For the fifth consecutive year, Aon Consulting surveyed employers across the United States to examine the strategies and tactics their organizations are employing.
Smart Business spoke with Rhoads about the survey and the shifts in employers’ attitudes towards their benefit programs.
What high-level findings were gleaned?
- Recession-driven change. The majority of respondents altered their human resources practices to mitigate the recession. Reducing or realigning work forces (84 percent) and adjusting cash compensation generally by freezing or reducing base pay (77 percent) and incentive compensation (90 percent) were the most common actions. Some 54 percent reduced health benefits or increased employee costs, another 9 percent closed their defined benefit plan for participation or future accruals, and 22 percent suspended or reduced their contributions to plans.
- Shift toward consumer-focused, total rewards packages. Nearly half of the respondents indicated they had already moved, or are moving, away from a paternalistic role toward a consumer-focused approach.
- Need for formal metrics on rewards and retirement programs. There is a strong desire to better align total rewards programs with the company’s financial objectives and employee values and preferences. However, only one-quarter of respondents have formal metrics in place to measure the impact of benefits and policies on their business.
What did the survey say about the specifics of the employer’s total rewards policy?
Survey respondents rated medical care coverage for active employees/families and base compensation as absolutely critical or very important, 78 percent and 79 percent respectively. Incentive compensation was rated behind retirement programs in terms of importance 53 percent rated incentive compensation as absolutely critical or very important, while 62 percent rated retirement plans similarly. Regarding career development, it was rated as highly important by 44 percent.
What did the survey indicate on the subject of new benefit plan realities and legislation?
The survey indicated that the challenges and opportunities presented by the new landscape of health care are being addressed with uncertain or insufficient action and, in some cases, only haphazard success. Cost challenges remain, while benefits and health care remain important to both employers and employees. Beyond employers calculating pure cost, few employers have robust systems to demonstrate benefit plan effectiveness.

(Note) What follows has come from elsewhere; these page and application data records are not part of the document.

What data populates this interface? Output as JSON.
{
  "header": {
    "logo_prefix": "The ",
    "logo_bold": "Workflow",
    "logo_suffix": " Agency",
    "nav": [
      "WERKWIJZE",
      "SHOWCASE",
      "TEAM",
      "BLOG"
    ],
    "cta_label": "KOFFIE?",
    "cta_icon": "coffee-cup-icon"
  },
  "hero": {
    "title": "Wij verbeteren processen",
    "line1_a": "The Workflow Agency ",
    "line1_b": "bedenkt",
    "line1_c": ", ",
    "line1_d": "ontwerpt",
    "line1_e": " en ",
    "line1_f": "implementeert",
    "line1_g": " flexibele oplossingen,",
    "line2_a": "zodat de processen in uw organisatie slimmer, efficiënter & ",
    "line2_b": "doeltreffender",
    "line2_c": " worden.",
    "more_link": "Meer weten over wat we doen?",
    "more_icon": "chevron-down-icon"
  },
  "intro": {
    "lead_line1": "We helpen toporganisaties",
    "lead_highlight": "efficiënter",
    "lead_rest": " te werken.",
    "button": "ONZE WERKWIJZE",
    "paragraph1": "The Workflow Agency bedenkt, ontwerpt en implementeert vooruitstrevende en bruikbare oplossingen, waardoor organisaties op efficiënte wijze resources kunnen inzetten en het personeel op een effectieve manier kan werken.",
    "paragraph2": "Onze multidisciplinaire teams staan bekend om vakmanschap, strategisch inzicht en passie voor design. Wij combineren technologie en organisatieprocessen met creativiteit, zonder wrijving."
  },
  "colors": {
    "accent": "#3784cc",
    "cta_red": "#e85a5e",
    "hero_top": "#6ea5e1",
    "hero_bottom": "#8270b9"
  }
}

What about the 2010 employer subsidy for the most prevalent medical plan?
Forty-five percent say that for their most prevalent medical plan for ‘employee only’ coverage, they subsidize 75 to 84 percent, while 43 percent subsidize 75 to 84 percent for the most prevalent ‘family’ coverage. Respondents use cost-sharing subsidy differentiation between ‘employee only’ and ‘employee +’ coverage.
Which initiatives have employers implemented, or are planning to implement, to reduce costs or improve the quality of health care?
Forty-three percent plan to measure program success in 2011 or beyond, compared to 19 percent currently implemented. Forty-three percent plan to measure/require/reward employee changes in healthy behaviors in 2011 or beyond, compared to 26 percent currently implemented, and 36 percent plan to measure/require/reward dependent changes in healthy behaviors in 2011 or beyond, compared to 13 percent currently implemented.
What type of wellness incentives do employers anticipate introducing?
Combined financial and plan design incentives to promote utilization of disease management and ‘value-based’ services are reported to be introduced by 45 and 47 percent, respectively. These types of incentives can range from pure monetary incentives to reductions in employee contributions.
What are employers doing with defined benefit retirement plans?
Over one-third of respondents continue to sponsor defined benefit pension plans for all employees. Nearly 30 percent either closed or froze their defined benefit plans in the last two years, and another 20 percent are considering such changes over the next two years.
What did the survey reveal on defined contribution retirement plans?
Ninety-six percent sponsor some type of defined contribution plan. However, in response to the economic downturn, nearly one-quarter of survey respondents reduced or suspended their defined contribution plan 15 percent completely suspended and 7 percent reduced their contributions during 2009.
How did respondents feel about an employee’s ability to achieve retirement security?
Sixty-two percent feel at least some responsibility to help employees achieve retirement security. Almost half are concerned about the business outcome of employees working past their productive years because they are unprepared for retirement.
Chet Rhoads is the vice president of business development for Aon Risk Services Central, Inc. Reach him at email@example.com or (412) 594-7596.